  2. Three letters my grandfather had from the 1850's and 1860's led me to doing research on my family and led to a whole notebook of generations of my father's family going back to the 18th century. That led me to writing a series based on those letters and a bit of my great-grandfather's journal. One of those letters was from my great-great-grandfather to my great-grandmother when she went to finishing school in New Orleans. Reminded her to always be the lady she had been brought up to be with manners befitting a young woman of the south. It can become addicting, but so much fun. My husband's family has been traced back to England in the 1600's. I'm in the process of writing my own story for my children and grandchildren. I listened to grandmother's stories but at the time we didn't write them down, and I wish I had. So glad you've done that with your grandmother.

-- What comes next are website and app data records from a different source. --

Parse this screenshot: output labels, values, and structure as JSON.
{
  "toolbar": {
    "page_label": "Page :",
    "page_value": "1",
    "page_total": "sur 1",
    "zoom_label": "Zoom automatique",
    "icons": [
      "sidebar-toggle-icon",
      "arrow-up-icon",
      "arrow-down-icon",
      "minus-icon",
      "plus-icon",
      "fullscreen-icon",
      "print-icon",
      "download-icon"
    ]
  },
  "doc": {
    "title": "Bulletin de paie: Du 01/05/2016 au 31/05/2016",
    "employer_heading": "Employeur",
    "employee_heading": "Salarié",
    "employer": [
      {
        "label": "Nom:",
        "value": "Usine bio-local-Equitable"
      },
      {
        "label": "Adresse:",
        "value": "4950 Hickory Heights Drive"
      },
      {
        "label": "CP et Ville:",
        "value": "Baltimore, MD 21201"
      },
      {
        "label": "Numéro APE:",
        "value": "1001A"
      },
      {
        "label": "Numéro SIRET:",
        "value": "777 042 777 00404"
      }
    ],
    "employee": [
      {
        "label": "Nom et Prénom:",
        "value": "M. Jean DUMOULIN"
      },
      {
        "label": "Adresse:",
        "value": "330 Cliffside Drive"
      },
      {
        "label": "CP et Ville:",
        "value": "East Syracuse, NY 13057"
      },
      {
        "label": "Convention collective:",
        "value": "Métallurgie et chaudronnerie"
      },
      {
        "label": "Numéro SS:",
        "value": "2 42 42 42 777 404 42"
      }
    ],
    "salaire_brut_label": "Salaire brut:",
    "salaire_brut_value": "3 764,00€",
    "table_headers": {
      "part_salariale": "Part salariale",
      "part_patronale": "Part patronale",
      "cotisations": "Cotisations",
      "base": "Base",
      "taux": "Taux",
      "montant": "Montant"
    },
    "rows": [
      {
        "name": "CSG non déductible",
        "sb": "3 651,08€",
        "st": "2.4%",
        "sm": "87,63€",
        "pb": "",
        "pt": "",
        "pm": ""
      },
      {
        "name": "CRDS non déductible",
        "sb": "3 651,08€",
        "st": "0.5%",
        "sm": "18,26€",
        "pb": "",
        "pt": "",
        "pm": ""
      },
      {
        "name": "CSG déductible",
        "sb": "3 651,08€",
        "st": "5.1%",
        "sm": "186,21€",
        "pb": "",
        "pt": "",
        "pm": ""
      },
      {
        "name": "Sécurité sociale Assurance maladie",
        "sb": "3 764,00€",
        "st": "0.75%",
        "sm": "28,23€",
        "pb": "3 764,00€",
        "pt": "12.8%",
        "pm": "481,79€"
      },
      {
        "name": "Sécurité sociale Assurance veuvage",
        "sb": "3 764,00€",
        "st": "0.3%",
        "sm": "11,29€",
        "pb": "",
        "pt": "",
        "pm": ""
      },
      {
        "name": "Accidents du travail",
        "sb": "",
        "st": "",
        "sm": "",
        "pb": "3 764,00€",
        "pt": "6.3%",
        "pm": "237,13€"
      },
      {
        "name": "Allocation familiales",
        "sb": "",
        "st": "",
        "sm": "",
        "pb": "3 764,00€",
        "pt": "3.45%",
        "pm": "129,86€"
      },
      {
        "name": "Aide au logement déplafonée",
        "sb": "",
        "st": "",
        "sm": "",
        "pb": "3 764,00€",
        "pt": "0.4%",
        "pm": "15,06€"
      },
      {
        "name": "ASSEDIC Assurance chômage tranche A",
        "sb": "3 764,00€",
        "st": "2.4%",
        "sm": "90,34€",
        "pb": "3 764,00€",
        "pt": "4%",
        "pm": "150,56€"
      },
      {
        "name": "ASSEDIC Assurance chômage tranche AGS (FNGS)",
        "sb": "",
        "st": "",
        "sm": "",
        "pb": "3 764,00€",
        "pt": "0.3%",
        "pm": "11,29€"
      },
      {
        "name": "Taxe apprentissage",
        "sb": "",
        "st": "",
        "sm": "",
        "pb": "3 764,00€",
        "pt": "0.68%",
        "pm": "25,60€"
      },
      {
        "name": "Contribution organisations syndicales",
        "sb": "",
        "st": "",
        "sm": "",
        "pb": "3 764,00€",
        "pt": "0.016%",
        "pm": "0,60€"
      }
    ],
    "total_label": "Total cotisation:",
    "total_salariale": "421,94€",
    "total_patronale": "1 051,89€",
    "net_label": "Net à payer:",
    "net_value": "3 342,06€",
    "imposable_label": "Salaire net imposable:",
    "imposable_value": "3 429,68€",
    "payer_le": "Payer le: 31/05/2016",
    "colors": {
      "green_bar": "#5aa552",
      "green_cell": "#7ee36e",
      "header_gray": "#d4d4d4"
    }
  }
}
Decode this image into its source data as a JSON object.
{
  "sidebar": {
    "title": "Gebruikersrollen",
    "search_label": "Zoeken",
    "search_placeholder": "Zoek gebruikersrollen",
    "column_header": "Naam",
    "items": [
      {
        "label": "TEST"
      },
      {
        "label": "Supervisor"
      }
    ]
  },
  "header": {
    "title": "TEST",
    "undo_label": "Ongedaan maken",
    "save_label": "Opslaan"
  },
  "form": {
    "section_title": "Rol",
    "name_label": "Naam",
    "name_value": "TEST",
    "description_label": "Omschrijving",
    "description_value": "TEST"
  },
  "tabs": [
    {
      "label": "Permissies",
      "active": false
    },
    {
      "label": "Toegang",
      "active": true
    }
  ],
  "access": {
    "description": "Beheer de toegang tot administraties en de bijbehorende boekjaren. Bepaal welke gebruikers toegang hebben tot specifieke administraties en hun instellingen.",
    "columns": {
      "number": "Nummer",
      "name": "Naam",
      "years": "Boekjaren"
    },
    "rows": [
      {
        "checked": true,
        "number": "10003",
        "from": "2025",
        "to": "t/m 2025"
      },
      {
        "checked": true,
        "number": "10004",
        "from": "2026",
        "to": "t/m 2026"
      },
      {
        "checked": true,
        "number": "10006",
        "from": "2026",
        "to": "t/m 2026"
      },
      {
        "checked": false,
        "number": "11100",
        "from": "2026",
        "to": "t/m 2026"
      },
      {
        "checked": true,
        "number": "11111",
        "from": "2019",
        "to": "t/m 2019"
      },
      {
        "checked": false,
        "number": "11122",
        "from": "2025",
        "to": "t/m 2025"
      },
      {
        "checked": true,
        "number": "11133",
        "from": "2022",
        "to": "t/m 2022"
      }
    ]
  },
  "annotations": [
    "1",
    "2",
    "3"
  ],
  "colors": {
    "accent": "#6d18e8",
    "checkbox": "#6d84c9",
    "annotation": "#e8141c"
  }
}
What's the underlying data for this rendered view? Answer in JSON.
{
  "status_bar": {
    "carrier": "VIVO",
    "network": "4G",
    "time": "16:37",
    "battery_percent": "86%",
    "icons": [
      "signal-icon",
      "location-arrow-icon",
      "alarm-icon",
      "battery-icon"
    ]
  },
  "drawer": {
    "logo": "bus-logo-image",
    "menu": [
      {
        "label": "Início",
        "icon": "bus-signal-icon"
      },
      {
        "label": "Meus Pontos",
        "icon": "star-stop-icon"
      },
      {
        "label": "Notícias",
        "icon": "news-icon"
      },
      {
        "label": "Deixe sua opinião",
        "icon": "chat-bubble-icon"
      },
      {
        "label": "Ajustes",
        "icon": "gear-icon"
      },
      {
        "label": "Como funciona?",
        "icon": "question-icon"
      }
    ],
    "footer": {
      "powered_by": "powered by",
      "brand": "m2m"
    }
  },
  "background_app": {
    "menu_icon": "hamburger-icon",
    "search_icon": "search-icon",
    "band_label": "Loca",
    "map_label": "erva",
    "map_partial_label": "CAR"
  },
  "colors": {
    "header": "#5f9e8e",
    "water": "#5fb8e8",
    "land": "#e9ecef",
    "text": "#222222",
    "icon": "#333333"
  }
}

  3. What a great idea to tape a family member's stories. I'd give anything to hear my grandmother's tales. She was born in 1876--hard to believe, but it's true. That's a cute picture of you and your grandbaby.